Education

A World-Class, Not Third-World, Educational System

Endorsed by the Arizona Education Association

The easiest and smartest investment we can make is in our kids. We have used education as a punching bag for too long and we shortchange and shorten our future as a result of our short-sightedness. Instead of aiming for the top in education, Republican policies have focused on reaching the floor. States with smart students and able workers attract high-paying jobs, not those ranked 48, 49 or 50. Recent school assessment scores tell us that 74% of Arizona’s Fourth graders are below proficient in reading and 69% of Eighth graders are below proficient in math. If the Republicans are so good at education policy, how can they explain these grades? The simple reality is they can’t explain it, other than they don’t want your children to compete in a global economy.  We need new a new direction for education at the Capitol and I’m ready to step up and go to bat for Arizona’s kids, their parents and our state’s future.

Here are a few ideas:

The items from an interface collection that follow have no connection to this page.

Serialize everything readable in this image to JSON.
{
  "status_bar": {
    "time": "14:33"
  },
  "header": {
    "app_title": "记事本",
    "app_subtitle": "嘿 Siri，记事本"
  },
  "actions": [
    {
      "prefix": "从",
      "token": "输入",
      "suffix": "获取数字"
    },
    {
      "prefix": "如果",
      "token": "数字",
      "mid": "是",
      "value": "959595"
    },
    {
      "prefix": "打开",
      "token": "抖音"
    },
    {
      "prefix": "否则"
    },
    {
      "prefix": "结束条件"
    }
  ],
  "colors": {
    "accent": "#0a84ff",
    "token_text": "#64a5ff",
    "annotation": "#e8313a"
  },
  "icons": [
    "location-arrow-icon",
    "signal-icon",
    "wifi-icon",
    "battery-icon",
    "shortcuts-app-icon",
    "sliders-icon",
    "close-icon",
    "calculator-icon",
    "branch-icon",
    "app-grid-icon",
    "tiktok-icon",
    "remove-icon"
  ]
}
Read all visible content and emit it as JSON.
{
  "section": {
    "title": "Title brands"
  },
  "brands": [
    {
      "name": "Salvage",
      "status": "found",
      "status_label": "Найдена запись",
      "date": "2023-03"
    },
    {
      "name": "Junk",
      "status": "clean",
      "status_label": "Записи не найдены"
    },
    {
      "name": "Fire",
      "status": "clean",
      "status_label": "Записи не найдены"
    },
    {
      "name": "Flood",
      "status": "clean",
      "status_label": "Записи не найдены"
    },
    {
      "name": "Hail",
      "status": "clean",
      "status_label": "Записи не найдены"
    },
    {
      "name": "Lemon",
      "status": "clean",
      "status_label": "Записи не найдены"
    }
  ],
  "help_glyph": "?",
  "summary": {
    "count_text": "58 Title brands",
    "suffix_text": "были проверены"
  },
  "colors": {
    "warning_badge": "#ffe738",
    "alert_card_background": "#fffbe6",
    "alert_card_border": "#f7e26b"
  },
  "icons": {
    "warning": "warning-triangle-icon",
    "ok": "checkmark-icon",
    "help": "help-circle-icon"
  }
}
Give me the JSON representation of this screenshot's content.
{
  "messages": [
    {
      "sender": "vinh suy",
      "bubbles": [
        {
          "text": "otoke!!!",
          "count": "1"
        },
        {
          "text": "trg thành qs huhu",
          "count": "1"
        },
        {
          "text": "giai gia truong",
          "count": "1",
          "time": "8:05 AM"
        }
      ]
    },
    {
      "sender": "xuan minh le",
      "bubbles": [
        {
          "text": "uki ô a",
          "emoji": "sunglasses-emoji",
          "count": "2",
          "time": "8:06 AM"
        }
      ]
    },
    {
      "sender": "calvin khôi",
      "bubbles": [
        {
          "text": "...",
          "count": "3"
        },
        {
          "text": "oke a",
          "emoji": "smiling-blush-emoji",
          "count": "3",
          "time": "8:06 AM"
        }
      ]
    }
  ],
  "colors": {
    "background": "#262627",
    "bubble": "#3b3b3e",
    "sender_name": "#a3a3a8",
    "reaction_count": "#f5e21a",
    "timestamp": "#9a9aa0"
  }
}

  1. We should extend the one penny sales tax until such time as the regular budget can make up for the lost dollars (e.g., establish a sunset), or make it permanent if more traditional and responsible approaches aren’t possible.
  2. Stop allowing opponents of improved education investment from distorting or misusing statistics to falsely claim and justify policies or programs that harm Arizona’s educational system. The costs of diesel fuel for school buses is not a component of per-pupil education spending.
  3. Make a public pronouncement that excellence in education is one of the top priorities in Arizona and we will no longer accept near-bottom rankings in any education achievement or funding category. There used to be a time when states competed for above average. Arizona competes for the floor.
  4. Put traditional and charter schools on level playing fields when it comes to choice of finance formula, teacher and administrative staffing requirements/criteria and capital.
  5. Examine how to enhance R&D, commercialization of R&D products, intellectual property ownership and entrepreneurship at our colleges and universities.
  6. Enhance programs that help place Arizona graduates in Arizona jobs upon graduation.
  7. Ensure that funds transfers from mature “Uniform Gift To Minor” (UGTM) and similar trust or investment accounts to the state’s 529 College Savings Plan are not subject to income taxes.

Performance-based/Merit Pay for Teachers

While performance-based pay sounds good, there are studies from Education Week and the Rand Corporation that show bonuses have had little or no effect on teacher, student or school performance and, when state education budgets are tight, the program’s funding gets slashed further diminishing its effectiveness. Many states are rethinking their use of merit-pay in light of the fiscal reality that some legislators don’t apparently like paying teachers competitive wages in the first place. It is important to have the discussion, but it must be done in an open and transparent manner.

I support treating teachers like the skilled professionals they are and pay them accordingly. Just as in the private sector, the hard part is agreeing on what pay package best motivates them. If teachers and administrators don’t understand or accept the program, there is little chance it could ever be successful. But right now the jury is still out on whether merit pay is the best model, especially during tough economic times.